Buy that special someone an AP Physics prep book, now with 180 five-minute quizzes aligned with the exam: 5 Steps to a 5 AP Physics 1

Visit Burrito Girl's handmade ceramics shop, The Muddy Rabbit: Yarn bowls, tea sets, dinner ware...

## 19 September 2013

### Foucault Pendulum -- Latitude of a Google Doodle

On Wednesday, the Google Doodle showed a working Foucault Pendulum simulation.  As it happens, my research students are in the opening stages of a deep investigation of the Foucault in preparation for the US Invitational Young Physicists Tournament.    We are tasked with building a Foucault, using it to determine our latitude, and then conducting the error analysis to define the precision of the measurement.

What a useful coincidence... I added the question to my research students' quiz: "Determine the latitude portrayed by the Google Doodle."

The equation for the precession per day of a Foucault pendulum is 360 degrees times the sine of the latitude.  Solving, then, the latitude is the inverse sine of the precession per day divided by 360 degrees.*  We need to find the precession rate from the simulation.

*Explaining the geometry and conceptual physics behind this equation will be part of each research team's presentation at the tournament, of course.

One of my students sent a rather tetchy response, complaining that he'd have to sit there for most of an hour just to watch how long it takes for a peg to be knocked down.  Some cursory exploration finds a cheat:  look in the lower right corner at the clock face.  Click on the clock.  A slider appears, allowing you to fast-forward time.*

*A second slider allows you to adjust latitude.  I'm doing everything here for the default latitude when I just click on the doodle link.

I set the slider to 12:00, and fast-forwarded until all pegs were knocked down.  At 6:25 PM by the clock, the last peg was still standing; at 6:40 PM, the last peg had fallen.  This means that the pendulum rotates 180 degrees in somewhere between 18.42 hours and 18.67 hours.  Pro-rating this rotation rate, this works out to between 276 and 280 degrees per day.

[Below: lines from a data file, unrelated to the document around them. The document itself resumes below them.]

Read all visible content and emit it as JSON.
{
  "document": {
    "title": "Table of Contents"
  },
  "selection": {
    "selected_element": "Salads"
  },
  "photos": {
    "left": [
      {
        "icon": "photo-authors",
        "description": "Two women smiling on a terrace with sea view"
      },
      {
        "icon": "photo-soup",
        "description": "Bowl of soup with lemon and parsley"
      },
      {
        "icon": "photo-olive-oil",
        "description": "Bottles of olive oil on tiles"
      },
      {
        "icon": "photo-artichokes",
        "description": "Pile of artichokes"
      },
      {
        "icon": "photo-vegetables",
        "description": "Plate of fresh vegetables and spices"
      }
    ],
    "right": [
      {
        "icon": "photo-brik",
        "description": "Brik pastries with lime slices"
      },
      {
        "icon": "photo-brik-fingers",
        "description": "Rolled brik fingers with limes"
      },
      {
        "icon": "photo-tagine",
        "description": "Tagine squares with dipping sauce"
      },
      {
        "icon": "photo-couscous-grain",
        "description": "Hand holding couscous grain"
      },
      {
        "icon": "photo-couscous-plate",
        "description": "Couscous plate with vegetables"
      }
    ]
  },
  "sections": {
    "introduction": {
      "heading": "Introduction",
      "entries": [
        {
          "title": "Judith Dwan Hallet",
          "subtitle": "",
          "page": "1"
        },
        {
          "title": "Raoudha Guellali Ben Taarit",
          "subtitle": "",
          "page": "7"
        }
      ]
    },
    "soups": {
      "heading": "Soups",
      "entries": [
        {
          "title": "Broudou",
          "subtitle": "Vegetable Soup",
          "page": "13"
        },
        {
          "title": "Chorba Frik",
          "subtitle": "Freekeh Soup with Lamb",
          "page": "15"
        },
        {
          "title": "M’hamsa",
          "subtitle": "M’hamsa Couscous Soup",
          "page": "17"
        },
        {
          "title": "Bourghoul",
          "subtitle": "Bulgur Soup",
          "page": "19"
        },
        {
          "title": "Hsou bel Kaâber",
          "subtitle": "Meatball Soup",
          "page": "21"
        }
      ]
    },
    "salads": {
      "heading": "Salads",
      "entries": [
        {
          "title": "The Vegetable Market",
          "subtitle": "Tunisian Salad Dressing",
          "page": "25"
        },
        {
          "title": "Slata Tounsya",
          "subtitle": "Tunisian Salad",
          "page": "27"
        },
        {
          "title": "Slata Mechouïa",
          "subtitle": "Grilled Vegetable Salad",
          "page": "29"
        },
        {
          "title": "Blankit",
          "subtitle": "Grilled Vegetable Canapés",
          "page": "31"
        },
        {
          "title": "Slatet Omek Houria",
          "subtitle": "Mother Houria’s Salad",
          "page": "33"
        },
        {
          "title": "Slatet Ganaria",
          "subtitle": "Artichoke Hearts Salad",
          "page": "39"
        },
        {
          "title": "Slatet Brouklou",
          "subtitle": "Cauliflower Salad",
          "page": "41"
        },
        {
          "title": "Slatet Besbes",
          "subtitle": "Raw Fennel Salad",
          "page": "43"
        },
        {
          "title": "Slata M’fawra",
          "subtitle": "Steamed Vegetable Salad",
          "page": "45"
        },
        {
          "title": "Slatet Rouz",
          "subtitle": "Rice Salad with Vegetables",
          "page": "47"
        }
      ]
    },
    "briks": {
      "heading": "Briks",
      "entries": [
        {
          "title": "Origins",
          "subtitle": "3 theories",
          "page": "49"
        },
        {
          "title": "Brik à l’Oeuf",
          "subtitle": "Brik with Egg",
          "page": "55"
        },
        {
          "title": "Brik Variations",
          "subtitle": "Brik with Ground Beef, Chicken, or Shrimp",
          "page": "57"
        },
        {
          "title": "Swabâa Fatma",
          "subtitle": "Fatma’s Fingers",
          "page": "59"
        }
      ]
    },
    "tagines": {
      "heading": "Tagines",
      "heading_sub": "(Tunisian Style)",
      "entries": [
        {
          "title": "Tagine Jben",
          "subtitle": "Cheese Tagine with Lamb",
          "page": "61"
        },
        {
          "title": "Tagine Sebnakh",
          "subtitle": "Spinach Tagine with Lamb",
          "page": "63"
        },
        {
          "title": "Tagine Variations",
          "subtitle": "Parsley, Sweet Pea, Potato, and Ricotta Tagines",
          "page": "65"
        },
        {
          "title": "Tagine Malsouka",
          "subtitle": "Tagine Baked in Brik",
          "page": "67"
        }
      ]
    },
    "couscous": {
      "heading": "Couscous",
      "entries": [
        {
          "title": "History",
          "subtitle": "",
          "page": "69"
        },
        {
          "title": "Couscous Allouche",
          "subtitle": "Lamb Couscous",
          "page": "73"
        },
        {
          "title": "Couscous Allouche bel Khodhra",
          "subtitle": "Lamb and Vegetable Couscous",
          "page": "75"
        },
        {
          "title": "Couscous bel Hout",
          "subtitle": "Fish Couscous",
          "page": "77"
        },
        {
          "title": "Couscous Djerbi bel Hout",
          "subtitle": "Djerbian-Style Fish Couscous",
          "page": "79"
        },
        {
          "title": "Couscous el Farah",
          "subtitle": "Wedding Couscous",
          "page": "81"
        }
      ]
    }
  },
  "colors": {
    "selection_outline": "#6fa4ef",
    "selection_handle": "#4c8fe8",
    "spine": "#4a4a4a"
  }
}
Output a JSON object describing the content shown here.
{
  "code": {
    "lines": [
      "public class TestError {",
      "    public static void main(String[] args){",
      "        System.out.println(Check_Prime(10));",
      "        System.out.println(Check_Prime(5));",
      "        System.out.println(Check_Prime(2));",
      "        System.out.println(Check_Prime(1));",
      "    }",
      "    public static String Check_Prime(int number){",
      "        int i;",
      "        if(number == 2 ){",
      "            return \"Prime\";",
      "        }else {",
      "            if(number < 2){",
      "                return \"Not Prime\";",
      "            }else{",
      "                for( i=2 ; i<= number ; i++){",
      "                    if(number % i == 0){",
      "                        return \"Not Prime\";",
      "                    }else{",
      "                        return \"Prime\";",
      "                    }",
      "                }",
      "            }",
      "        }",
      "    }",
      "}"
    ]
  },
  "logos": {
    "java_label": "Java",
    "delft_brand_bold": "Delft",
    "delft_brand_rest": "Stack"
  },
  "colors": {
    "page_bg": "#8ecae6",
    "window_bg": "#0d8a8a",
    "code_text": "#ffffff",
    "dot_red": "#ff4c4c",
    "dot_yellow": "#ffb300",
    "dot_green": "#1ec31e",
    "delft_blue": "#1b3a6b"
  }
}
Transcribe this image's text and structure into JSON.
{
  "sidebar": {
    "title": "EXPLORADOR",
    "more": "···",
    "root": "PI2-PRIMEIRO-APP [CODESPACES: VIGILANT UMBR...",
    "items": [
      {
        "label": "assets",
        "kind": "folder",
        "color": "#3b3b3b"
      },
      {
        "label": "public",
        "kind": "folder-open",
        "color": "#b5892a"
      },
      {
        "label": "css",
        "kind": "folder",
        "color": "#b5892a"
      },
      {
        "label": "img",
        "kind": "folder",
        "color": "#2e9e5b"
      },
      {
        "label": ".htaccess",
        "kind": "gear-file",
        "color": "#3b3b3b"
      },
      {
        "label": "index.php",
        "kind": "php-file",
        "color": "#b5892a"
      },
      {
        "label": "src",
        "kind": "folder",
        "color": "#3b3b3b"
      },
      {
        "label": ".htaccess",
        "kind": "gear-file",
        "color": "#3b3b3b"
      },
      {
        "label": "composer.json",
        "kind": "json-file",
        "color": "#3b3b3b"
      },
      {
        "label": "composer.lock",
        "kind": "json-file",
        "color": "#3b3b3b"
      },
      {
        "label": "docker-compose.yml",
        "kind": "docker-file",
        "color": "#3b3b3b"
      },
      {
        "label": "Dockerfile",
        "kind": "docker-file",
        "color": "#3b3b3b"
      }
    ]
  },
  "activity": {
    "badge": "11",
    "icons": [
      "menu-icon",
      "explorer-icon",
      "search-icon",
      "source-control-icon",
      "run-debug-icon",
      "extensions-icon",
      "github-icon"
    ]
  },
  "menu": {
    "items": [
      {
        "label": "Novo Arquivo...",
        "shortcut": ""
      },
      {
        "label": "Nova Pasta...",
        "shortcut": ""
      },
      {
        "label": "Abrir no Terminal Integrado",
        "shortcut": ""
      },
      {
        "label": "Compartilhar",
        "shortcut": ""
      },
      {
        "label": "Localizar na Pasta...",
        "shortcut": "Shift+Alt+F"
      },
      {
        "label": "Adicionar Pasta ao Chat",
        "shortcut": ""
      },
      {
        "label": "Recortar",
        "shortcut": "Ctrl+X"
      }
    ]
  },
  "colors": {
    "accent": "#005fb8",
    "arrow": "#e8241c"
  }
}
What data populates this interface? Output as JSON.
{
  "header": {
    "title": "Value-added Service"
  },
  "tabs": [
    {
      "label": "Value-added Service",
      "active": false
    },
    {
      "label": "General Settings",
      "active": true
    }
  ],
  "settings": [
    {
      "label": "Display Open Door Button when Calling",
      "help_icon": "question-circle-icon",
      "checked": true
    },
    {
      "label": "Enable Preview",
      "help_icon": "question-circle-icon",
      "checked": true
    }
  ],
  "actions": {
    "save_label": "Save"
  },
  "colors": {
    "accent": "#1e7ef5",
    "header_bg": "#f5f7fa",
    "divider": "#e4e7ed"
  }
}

Now plug into the relevant equation: the latitude of this pendulum is between 40.0 and 40.7 degrees.

Reader help, please:  I anticipated that the simulation either (a) used the geo-located latitude of the computer accessing the doodle, or (b) used a default latitude with some special meaning, such as Google's Mountain View, CA headquarters.  Oops.  I am located at Woodberry Forest, VA, 37 degrees north latitude; Mountain View is also 37 degrees north latitude.  Any clue where this Foucault is supposed to be?  (Or, alternately, any corrections to my calculations?)

And, if you'd like to participate in our tournament, solve three of these four problems and come to San Jose, CA on Jan. 31, 2014.  I'll be happy to help you out with both the physics and the attendance logistics.

#### 1 comment:

1. Latitude 40 degrees may be The Franklin Institute's Foucault Pendulum in Philadelphia.